■ **PROMPT**: Output every entry exactly, without any pictures.

■ **DATA EXCERPTS**:
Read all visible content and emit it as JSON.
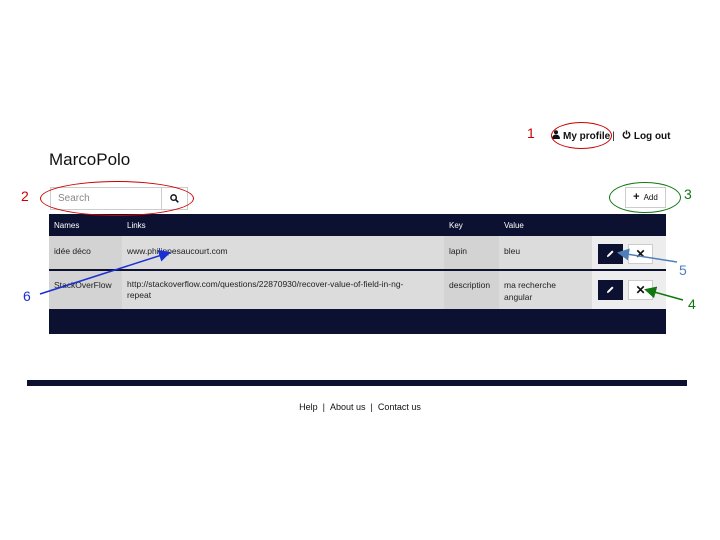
{
  "header": {
    "app_title": "MarcoPolo",
    "my_profile": "My profile",
    "separator": "|",
    "logout": "Log out"
  },
  "search": {
    "placeholder": "Search"
  },
  "toolbar": {
    "add_label": "Add"
  },
  "table": {
    "columns": [
      "Names",
      "Links",
      "Key",
      "Value"
    ],
    "rows": [
      {
        "name": "idée déco",
        "links": [
          "www.philippesaucourt.com"
        ],
        "key": "lapin",
        "value": [
          "bleu"
        ]
      },
      {
        "name": "StackOverFlow",
        "links": [
          "http://stackoverflow.com/questions/22870930/recover-value-of-field-in-ng-",
          "repeat"
        ],
        "key": "description",
        "value": [
          "ma recherche",
          "angular"
        ]
      }
    ]
  },
  "footer": {
    "help": "Help",
    "about": "About us",
    "contact": "Contact us",
    "separator": "|"
  },
  "annotations": {
    "n1": "1",
    "n2": "2",
    "n3": "3",
    "n4": "4",
    "n5": "5",
    "n6": "6",
    "colors": {
      "red": "#cc0000",
      "green": "#117711",
      "blue": "#1a2fd4",
      "steel": "#4f7fba"
    }
  },
  "colors": {
    "navy": "#0d1131",
    "row_bg": "#d3d3d3",
    "cell_bg": "#dcdcdc"
  },
  "icons": {
    "profile": "user-icon",
    "logout": "power-icon",
    "search": "search-icon",
    "add": "plus-icon",
    "edit": "pencil-icon",
    "delete": "close-icon"
  }
}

■ **EXERCISE RESPONSE**:
Read all visible content and emit it as JSON.
{
  "header": {
    "app_title": "MarcoPolo",
    "my_profile": "My profile",
    "separator": "|",
    "logout": "Log out"
  },
  "search": {
    "placeholder": "Search"
  },
  "toolbar": {
    "add_label": "Add"
  },
  "table": {
    "columns": [
      "Names",
      "Links",
      "Key",
      "Value"
    ],
    "rows": [
      {
        "name": "idée déco",
        "links": [
          "www.philippesaucourt.com"
        ],
        "key": "lapin",
        "value": [
          "bleu"
        ]
      },
      {
        "name": "StackOverFlow",
        "links": [
          "http://stackoverflow.com/questions/22870930/recover-value-of-field-in-ng-",
          "repeat"
        ],
        "key": "description",
        "value": [
          "ma recherche",
          "angular"
        ]
      }
    ]
  },
  "footer": {
    "help": "Help",
    "about": "About us",
    "contact": "Contact us",
    "separator": "|"
  },
  "annotations": {
    "n1": "1",
    "n2": "2",
    "n3": "3",
    "n4": "4",
    "n5": "5",
    "n6": "6",
    "colors": {
      "red": "#cc0000",
      "green": "#117711",
      "blue": "#1a2fd4",
      "steel": "#4f7fba"
    }
  },
  "colors": {
    "navy": "#0d1131",
    "row_bg": "#d3d3d3",
    "cell_bg": "#dcdcdc"
  },
  "icons": {
    "profile": "user-icon",
    "logout": "power-icon",
    "search": "search-icon",
    "add": "plus-icon",
    "edit": "pencil-icon",
    "delete": "close-icon"
  }
}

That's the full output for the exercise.